How to Calculate a Compound Miter

By James T Wood ; Updated September 15, 2017

Things Needed

  • Scientific calculator
  • Tape measure or T-square
  • Carpenter's protractor
Cut the perfect compound miter to install your molding accurately.

When making a miter cut, you're often dealing with material and installation surfaces that aren't completely flat. Compound miter saws help to account for this by allowing you to adjust both the miter (the angle at which the pieces of material will fit together) and the bevel (the angle of the pieces relative to the mounting surface). For example, if you're installing crown molding into a 90-degree corner, you know you want a miter of 45 degrees so the two pieces of molding will fill the corner. But the bevel also needs to be set correctly to make sure the molding lines up correctly when it's installed to the wall.

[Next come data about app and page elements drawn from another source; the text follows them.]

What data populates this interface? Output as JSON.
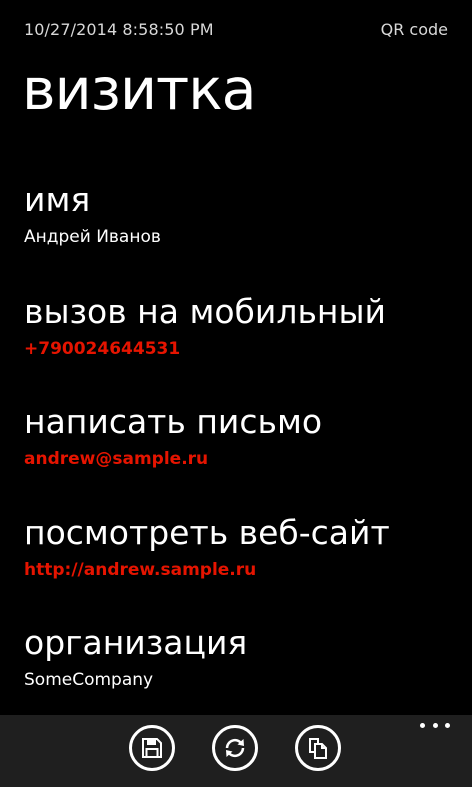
{
  "status_bar": {
    "datetime": "10/27/2014 8:58:50 PM",
    "qr_code_label": "QR code"
  },
  "page": {
    "title": "визитка"
  },
  "items": [
    {
      "label": "имя",
      "value": "Андрей Иванов"
    },
    {
      "label": "вызов на мобильный",
      "value": "+790024644531"
    },
    {
      "label": "написать письмо",
      "value": "andrew@sample.ru"
    },
    {
      "label": "посмотреть веб-сайт",
      "value": "http://andrew.sample.ru"
    },
    {
      "label": "организация",
      "value": "SomeCompany"
    }
  ],
  "app_bar": {
    "buttons": [
      {
        "icon": "save-icon"
      },
      {
        "icon": "sync-icon"
      },
      {
        "icon": "copy-icon"
      }
    ],
    "more_icon": "ellipsis-icon",
    "background": "#1f1f1f"
  },
  "colors": {
    "background": "#000000",
    "text": "#ffffff",
    "accent": "#e51400"
  }
}
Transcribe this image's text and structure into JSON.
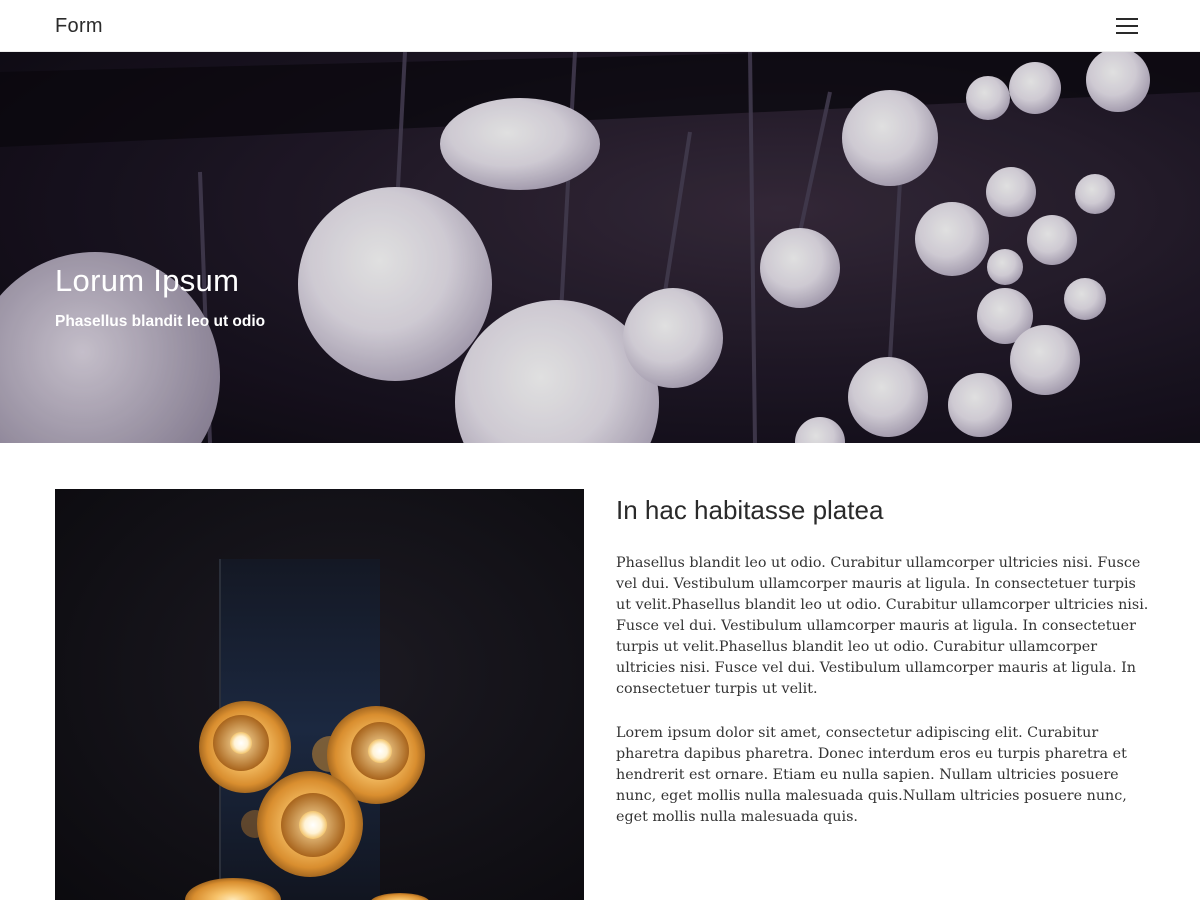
{
  "header": {
    "brand": "Form",
    "menu_icon": "hamburger-menu-icon"
  },
  "hero": {
    "title": "Lorum Ipsum",
    "subtitle": "Phasellus blandit leo ut odio",
    "background_image": "hanging-globe-lights-photo"
  },
  "main": {
    "image": "glowing-pendant-lamps-photo",
    "heading": "In hac habitasse platea",
    "paragraphs": [
      "Phasellus blandit leo ut odio. Curabitur ullamcorper ultricies nisi. Fusce vel dui. Vestibulum ullamcorper mauris at ligula. In consectetuer turpis ut velit.Phasellus blandit leo ut odio. Curabitur ullamcorper ultricies nisi. Fusce vel dui. Vestibulum ullamcorper mauris at ligula. In consectetuer turpis ut velit.Phasellus blandit leo ut odio. Curabitur ullamcorper ultricies nisi. Fusce vel dui. Vestibulum ullamcorper mauris at ligula. In consectetuer turpis ut velit.",
      "Lorem ipsum dolor sit amet, consectetur adipiscing elit. Curabitur pharetra dapibus pharetra. Donec interdum eros eu turpis pharetra et hendrerit est ornare. Etiam eu nulla sapien. Nullam ultricies posuere nunc, eget mollis nulla malesuada quis.Nullam ultricies posuere nunc, eget mollis nulla malesuada quis."
    ]
  },
  "colors": {
    "text": "#2a2a2a",
    "hero_bg": "#1a1422",
    "globe": "#ece8f2",
    "lamp_glow": "#f3b451"
  }
}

Use a protractor to find the angle of the mounting surface corner.

Measure the corner(s) for which you're cutting the molding (or framing or trim). Using a carpenter's protractor, align the arms with each surface and note the angle. Most corners will be 90 degrees. Half of the corner angle is your "flat miter" number. You can use the same calculations for a 90-degree inside or outside corner--you'll just have your off-cut on the opposite side. For example, if the off-cut is to the right for an inside corner, it'll be to the left for an outside corner, with all the miter and bevel settings being the same.

Measure the molding for three dimensions. The wide, flat surface on the back of the molding is the "width." Note that dimension. Measure the distance the molding projects out from the vertical surface (such as the wall). Measure the distance the molding drops from the horizontal surface (such as the ceiling). You now have three numbers: width, projection and drop. In this example, let's say the width is 5 inches, the drop is 3 inches and the projection is 4 inches.

Calculate your true miter setting by dividing the projection by the width. Then find the tangent of the flat miter and multiply those two numbers. In our example, that would be four divided by five, which equals 0.8, while the tangent of 45 degrees is one. So the product of 0.8 and one is 0.8. Then take the inverse tangent (arc tangent or tan^-1) of that product. In this example that would yield a miter of 38.6 degrees.

Find the bevel setting by dividing the drop by the width, then find the sine of the flat miter and multiply those two numbers. In our example, that would be three divided by five, which equals 0.6, while the sine of 45 is 0.7. So the product of 0.6 and 0.7 is 0.42. Then take the inverse sine (arc sine or sin^-1) of that product. In this example that would yield a bevel of 25.1 degrees.


The formulas look like this: Miter = InvTan [Tan(FlatMiter)_Projection/Width] Bevel = InvSin [Sin(FlatMiter)_Drop/Width]

Test your settings on scrap lumber to make sure things will fit correctly.

About the Author

James T Wood is a teacher, blogger and author. Since 2009 he has published two books and numerous articles, both online and in print. His work experience has spanned the computer world, from sales and support to training and repair. He is also an accomplished public speaker and PowerPoint presenter.